All Saints' Day in France

All Saints' Day, known as La Toussaint in France, is a significant Christian holiday celebrated to honor all saints, known and unknown. The occasion, marked annually on November 1st, is a public holiday in France and holds deep cultural and religious significance for many people across the country.


The celebration of All Saints' Day in France can be traced back to the 9th century when Pope Gregory IV officially designated November 1st as the day to honor all saints. This was an effort to incorporate and transform the existing pagan traditions surrounding the end of the harvest season and the day of the dead into a Christian observance. Over the centuries, La Toussaint has evolved into a deeply rooted French tradition that includes honoring the deceased and celebrating the lives of loved ones who have passed away.


National customs for All Saints' Day in France

Across France, All Saints' Day is typically observed by attending a special church service to honor the saints and pray for the souls of the departed. Many people also visit cemeteries to clean and decorate the graves of their loved ones with flowers, usually chrysanthemums, which symbolize death and are associated with La Toussaint. The chrysanthemum, also known as "la fleur des morts," has become a symbol of the holiday, and flower markets across the country are filled with these flowers in late October.

In addition to chrysanthemums, it is common for French people to light candles on the graves of their deceased relatives, symbolizing the eternal light of the soul. This gesture is not only an expression of love and respect for the departed but also a reminder of the enduring connection between the living and the dead.

Local customs for All Saints' Day in France

While the national customs of attending church services and decorating graves are observed throughout France, there are also some regional variations in the way La Toussaint is celebrated. For instance, in the region of Brittany, it is common for families to gather for a festive meal on All Saints' Day, which often includes traditional Breton dishes such as "kig ha farz," a hearty stew of meat and vegetables.

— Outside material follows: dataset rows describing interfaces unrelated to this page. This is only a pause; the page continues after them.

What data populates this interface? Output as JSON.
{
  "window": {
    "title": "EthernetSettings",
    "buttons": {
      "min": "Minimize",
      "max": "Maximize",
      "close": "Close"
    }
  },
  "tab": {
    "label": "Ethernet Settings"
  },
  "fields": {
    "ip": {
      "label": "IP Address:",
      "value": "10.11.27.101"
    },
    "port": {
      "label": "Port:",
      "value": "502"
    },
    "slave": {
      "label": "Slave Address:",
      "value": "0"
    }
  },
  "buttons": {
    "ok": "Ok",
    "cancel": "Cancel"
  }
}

In the Alsace region, people often bake "bredele," small cookies made with almonds, and share them with friends and family during the La Toussaint holiday. Furthermore, some regions in France may hold local processions or ceremonies to mark the occasion.


All Saints' Day, or La Toussaint, is an important annual event in France that serves as an opportunity for people to honor the saints and remember their deceased loved ones. Although the customs may vary slightly from region to region, the core traditions of attending church services, decorating graves with chrysanthemums, and lighting candles remain constant throughout the country. As a public holiday steeped in history and tradition, La Toussaint continues to hold a significant place in the hearts of the French people.